╭──
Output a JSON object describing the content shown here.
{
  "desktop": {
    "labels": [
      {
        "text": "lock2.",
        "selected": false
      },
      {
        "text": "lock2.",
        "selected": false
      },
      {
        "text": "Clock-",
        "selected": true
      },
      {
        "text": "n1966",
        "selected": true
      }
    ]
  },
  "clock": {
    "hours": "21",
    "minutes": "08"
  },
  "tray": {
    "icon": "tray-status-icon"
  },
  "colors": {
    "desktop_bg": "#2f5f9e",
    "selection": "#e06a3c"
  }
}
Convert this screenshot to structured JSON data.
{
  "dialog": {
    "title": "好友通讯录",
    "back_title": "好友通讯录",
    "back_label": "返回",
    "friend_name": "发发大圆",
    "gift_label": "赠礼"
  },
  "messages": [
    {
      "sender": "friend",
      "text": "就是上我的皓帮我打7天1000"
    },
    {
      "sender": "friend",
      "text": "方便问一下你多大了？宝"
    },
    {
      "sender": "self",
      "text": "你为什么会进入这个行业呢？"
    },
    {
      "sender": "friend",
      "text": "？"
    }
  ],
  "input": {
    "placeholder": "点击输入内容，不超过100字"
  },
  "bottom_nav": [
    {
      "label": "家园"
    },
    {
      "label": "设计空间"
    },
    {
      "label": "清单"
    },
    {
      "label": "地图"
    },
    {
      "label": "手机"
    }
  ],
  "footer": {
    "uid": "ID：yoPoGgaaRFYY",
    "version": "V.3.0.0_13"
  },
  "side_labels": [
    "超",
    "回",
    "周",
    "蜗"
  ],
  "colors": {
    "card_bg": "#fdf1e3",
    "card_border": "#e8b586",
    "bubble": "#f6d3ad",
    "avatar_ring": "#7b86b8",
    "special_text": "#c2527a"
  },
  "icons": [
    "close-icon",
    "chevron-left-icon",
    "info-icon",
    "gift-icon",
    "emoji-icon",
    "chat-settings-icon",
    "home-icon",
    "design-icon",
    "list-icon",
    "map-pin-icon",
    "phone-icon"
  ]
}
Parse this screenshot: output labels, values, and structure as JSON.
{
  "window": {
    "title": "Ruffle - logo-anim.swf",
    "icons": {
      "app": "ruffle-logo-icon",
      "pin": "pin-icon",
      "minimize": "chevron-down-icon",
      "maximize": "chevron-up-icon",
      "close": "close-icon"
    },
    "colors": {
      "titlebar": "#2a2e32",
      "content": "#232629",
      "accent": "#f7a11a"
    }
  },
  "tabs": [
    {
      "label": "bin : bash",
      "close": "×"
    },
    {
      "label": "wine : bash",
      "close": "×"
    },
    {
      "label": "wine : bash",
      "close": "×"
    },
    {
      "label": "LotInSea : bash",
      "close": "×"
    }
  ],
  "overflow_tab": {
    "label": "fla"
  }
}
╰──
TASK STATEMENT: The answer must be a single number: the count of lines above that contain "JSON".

OUTPUT OF THE EXERCISE: 3